Bro. George E. Olifer, an accomplished artist in precious metals and later Worsipful Master of the Lodge, was commissioned by the Lodge to replicate the Trowel as closely as possible. In each and every aspect except one, Wor. Olifer's handiwork is totally indistinguishable from the original. He marked the Replica with his own very small jewelers mark so that the replica can be identified, provided one knows where to look. His mark is in the same location on the Replica as John Duffy placed his mark on the original Trowel in 1793.

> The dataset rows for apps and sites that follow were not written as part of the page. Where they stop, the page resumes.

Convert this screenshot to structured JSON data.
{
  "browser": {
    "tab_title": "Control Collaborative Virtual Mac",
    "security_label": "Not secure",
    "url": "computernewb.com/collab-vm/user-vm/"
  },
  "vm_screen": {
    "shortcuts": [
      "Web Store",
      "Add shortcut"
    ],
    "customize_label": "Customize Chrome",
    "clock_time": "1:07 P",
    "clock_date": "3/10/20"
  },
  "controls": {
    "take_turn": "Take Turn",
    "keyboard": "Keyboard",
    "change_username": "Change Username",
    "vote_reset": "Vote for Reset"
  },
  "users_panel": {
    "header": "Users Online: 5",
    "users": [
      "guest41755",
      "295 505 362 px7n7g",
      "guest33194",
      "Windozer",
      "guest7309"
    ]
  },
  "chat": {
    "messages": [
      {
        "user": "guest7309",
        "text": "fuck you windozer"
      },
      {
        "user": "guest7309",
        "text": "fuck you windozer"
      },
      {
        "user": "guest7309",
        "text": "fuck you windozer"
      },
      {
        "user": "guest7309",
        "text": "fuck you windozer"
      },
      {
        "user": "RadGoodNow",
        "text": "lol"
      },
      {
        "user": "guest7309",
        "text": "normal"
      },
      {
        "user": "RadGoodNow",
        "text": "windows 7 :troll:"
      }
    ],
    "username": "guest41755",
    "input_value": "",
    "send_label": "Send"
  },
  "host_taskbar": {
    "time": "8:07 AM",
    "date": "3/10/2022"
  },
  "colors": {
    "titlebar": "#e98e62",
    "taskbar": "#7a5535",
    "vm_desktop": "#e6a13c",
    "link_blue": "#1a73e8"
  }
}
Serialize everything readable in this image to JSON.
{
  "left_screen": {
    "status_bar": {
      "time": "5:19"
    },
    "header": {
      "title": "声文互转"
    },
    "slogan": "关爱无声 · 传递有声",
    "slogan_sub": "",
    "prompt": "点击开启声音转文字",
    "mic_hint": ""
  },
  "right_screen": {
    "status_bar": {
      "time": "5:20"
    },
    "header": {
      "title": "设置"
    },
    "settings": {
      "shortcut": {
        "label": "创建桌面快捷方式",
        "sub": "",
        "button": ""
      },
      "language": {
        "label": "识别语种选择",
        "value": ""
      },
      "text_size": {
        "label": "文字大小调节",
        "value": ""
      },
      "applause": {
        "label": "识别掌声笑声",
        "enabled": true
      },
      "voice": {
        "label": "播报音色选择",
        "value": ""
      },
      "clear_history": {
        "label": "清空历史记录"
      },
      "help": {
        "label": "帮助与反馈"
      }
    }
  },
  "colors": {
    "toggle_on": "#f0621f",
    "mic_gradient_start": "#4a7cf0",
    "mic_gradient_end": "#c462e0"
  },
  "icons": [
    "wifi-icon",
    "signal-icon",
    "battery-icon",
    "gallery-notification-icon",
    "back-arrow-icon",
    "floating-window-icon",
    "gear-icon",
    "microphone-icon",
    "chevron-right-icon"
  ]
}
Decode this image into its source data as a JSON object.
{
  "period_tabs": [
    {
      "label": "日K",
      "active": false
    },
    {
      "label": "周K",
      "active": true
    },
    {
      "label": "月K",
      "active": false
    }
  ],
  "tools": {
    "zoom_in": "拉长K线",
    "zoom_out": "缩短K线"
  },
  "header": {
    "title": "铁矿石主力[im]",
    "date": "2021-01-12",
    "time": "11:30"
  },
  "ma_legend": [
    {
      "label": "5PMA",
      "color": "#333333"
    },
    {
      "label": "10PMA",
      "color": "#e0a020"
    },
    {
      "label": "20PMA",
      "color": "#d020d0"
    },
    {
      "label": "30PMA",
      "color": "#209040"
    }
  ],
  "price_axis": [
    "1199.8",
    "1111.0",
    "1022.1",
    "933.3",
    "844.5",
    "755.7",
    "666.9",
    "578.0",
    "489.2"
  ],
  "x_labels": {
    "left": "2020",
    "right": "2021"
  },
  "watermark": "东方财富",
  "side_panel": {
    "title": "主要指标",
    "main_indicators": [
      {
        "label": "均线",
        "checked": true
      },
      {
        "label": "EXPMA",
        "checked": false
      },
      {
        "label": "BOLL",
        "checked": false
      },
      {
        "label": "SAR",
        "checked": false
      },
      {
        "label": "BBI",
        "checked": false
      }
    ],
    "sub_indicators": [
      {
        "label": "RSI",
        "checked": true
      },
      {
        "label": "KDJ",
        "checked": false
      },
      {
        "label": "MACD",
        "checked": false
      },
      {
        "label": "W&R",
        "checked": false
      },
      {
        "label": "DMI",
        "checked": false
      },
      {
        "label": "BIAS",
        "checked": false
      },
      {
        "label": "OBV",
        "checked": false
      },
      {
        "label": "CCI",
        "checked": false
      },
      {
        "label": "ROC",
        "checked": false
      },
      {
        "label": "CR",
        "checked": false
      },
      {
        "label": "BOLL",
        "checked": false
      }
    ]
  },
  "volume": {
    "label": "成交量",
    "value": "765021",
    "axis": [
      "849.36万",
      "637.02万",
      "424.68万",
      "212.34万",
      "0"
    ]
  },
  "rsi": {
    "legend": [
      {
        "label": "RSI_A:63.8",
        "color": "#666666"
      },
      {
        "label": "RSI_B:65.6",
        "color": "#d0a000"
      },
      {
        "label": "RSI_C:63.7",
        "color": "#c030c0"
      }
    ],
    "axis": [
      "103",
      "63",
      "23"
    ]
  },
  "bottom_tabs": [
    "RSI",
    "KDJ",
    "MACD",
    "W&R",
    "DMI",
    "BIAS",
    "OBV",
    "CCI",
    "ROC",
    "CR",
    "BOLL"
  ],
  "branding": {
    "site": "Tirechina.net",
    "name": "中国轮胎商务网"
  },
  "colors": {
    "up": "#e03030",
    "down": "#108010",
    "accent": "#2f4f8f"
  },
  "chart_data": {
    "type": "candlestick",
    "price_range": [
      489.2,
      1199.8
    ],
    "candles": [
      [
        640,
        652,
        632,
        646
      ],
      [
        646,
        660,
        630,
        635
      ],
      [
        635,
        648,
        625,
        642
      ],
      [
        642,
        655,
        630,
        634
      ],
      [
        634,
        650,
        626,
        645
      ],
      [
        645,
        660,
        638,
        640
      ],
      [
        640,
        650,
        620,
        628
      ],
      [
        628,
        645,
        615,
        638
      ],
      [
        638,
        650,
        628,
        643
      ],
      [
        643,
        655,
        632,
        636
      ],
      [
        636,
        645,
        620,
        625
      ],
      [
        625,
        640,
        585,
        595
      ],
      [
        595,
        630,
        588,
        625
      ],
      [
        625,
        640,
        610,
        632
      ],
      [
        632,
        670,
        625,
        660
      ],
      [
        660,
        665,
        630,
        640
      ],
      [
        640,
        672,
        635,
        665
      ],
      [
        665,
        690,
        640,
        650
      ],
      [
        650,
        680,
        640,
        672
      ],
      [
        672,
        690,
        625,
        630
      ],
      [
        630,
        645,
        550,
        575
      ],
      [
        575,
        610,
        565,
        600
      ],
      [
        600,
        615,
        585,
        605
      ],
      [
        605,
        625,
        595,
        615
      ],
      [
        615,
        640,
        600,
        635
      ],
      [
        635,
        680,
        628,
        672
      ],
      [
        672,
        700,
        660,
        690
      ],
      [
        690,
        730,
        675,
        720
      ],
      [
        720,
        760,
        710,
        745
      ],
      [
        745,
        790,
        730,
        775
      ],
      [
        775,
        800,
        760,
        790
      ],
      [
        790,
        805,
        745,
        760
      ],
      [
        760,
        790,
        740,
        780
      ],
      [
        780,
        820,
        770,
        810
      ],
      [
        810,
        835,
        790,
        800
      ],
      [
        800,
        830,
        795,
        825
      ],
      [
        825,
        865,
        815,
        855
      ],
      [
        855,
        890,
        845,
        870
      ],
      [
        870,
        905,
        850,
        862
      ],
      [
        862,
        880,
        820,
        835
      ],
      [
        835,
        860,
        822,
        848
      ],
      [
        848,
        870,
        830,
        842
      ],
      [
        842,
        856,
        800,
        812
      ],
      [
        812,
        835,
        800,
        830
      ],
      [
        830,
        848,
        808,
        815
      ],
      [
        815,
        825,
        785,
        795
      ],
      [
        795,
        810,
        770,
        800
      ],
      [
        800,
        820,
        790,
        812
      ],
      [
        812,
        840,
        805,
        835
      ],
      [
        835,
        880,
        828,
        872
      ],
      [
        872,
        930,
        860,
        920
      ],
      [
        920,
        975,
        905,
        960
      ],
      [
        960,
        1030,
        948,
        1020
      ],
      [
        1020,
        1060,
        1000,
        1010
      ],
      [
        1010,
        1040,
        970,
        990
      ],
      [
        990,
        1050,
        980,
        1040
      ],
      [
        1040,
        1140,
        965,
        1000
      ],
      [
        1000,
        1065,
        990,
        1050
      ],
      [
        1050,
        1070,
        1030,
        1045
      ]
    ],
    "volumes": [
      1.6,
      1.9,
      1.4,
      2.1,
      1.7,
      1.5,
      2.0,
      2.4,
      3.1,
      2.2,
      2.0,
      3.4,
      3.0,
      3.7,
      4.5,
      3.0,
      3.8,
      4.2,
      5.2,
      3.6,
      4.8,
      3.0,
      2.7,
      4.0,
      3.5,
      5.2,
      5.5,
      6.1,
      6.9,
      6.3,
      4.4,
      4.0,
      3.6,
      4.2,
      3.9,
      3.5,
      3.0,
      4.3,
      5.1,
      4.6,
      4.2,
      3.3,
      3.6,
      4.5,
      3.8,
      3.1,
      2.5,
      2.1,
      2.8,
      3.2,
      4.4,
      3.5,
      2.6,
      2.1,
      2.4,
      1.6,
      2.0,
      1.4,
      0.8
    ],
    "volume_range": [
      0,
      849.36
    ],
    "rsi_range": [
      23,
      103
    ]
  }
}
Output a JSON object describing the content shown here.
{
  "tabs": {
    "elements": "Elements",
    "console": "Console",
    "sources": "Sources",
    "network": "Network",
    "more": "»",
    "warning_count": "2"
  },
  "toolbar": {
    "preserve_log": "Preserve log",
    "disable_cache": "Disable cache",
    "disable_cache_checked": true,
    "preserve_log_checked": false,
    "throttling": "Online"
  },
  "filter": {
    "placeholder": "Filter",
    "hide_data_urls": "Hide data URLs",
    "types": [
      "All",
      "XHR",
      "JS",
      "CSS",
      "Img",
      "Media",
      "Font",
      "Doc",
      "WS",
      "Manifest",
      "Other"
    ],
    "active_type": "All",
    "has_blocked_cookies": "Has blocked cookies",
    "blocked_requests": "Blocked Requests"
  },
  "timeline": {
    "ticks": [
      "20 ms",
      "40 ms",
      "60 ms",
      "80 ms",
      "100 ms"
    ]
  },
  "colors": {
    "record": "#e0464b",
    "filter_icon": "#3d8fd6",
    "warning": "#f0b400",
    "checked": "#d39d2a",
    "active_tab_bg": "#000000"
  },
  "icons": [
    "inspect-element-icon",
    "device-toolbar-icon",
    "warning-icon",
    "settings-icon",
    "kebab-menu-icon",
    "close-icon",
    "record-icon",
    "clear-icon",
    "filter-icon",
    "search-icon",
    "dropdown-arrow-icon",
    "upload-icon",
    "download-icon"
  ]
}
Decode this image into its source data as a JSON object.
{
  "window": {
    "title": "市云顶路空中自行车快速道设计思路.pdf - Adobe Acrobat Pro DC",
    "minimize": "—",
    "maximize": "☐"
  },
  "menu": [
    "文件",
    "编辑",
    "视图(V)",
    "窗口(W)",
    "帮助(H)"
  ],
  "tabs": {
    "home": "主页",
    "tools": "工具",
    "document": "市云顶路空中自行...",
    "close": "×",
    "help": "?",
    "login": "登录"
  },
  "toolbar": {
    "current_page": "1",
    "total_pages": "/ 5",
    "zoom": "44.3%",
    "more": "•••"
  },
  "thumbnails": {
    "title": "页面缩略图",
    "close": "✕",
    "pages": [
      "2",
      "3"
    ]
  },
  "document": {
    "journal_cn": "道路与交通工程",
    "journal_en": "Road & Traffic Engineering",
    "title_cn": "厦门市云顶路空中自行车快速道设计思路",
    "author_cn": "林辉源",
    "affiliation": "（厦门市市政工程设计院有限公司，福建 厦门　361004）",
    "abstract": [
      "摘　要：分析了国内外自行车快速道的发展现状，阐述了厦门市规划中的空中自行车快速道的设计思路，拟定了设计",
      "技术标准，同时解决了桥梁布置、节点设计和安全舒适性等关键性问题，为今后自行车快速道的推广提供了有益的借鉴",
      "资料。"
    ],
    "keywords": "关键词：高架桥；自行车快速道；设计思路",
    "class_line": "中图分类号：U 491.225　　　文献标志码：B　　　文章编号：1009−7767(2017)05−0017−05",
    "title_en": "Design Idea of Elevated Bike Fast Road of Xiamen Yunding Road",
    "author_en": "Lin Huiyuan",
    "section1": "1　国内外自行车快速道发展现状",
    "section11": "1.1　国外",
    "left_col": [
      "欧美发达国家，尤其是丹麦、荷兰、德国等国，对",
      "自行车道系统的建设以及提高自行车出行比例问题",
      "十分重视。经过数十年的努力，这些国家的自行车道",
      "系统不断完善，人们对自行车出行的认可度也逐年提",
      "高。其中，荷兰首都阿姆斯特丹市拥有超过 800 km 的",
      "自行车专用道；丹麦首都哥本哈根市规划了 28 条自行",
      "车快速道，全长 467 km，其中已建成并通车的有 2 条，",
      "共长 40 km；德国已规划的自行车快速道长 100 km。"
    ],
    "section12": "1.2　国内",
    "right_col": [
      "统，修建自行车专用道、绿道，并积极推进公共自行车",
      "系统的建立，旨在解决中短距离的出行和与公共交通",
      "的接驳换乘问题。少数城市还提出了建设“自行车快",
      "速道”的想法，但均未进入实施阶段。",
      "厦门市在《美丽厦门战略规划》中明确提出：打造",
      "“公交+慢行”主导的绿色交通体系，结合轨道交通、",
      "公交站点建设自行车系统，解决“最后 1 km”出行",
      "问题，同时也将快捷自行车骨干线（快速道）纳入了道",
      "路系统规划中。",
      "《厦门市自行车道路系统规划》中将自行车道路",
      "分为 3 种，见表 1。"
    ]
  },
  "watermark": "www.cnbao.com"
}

Since the late 1960's the Replica Trowel has been used whenever the Lodge is requested to lay a cornerstone or to provide the Trowel for display at a special event. The 200th anniversary re-enactment of the U.S. Capitol Cornerstone ceremony in September of 1993 was the one exception to this rule.

Some cornerstone events within the more recent past, in which the Replica Trowel has participated include:

Cornerstone of New Health Care Facility, Masonic Home at Bonnie Blink, Cockeysville, Md.,
Grand Lodge of Maryland (1981)
Re-enactment of Cornerstone Laying of Almas Shrine Temple Washington, D.C., Grand Lodge of D.C. (1986)
200th Anniversary Re-enactment of First Cornerstone of Federal District, Jones Point, Alexandria,
Virginia, Alexandria-Washington Lodge No. 22 (1991)
200th Anniversary Re-enactment of Cornerstone Laying of White House, Washington, D.C., Grand Lodge of D.C. (1992)
Cornerstone for Reconstruction of Washington Grist Mill Perryopolis, Pa., Grand Lodge of Pennsylvania, (1992)
Cornerstone of American Red Cross Chapter Building Alexandria, Virginia, Alexandria-Washington Lodge No. 22 (1995)
Cornerstone of Rural Electric Co-Op Association Building, Arlington, Virginia, Alexandria-Washington Lodge No. 22 (1995)
Re-enactment of Cornerstone Laying of Alexandria Academy, Alexandria, Virginia, Alexandria-Washington Lodge No. 22 (1995)
Cornerstone of Charles A Brigham, Jr. Masonic Temple, Madisonville- Madiera Lodge No. 419, Symmes Township, Ohio, Grand Lodge of Ohio, (1996)
Prepared April 3, 1998 by Wor. Bro. Frank Rosser Dunaway, Jr., PM, Alexandria -Washington Lodge#22.

The Trowel is the property of Alexandria Washington Lodge #22 and is currently on display in the Replica Lodge Room of the Memorial.




I am a descendant of Brother Duffey! So exciting to see this on your blog! I currently live in DC, but haven't yet gone to see the cornerstone or the trowel.

12:29 PM  
Blogger Unknown said...

I am a descendant of John Duffey. Have you been to the cemetery to see his son and grandson and other Duffeys (spelling Duffield and Duffie and Duffey). The Lotz-Ehlers-Fortney-Duffey house is on North Royal in Alexandria, in front of the blacksmith's shop.

9:35 AM  
Blogger John Q. Barrett said...

What is the source for the claim that this trowel was used in the cornerstone laying at the U.S. Supreme Court? This claim does not square with press accounts at the time, or with the trowel that was built for the occasion (10/13/1932) from historic Court artifacts, used by President Hoover and Chief Justice Hughes, and preserve at the Court -- it now is on display there in the public exhibit, "The Supreme Court Building: America's Temple of Justice."

3:22 PM  

Post a Comment

<< Home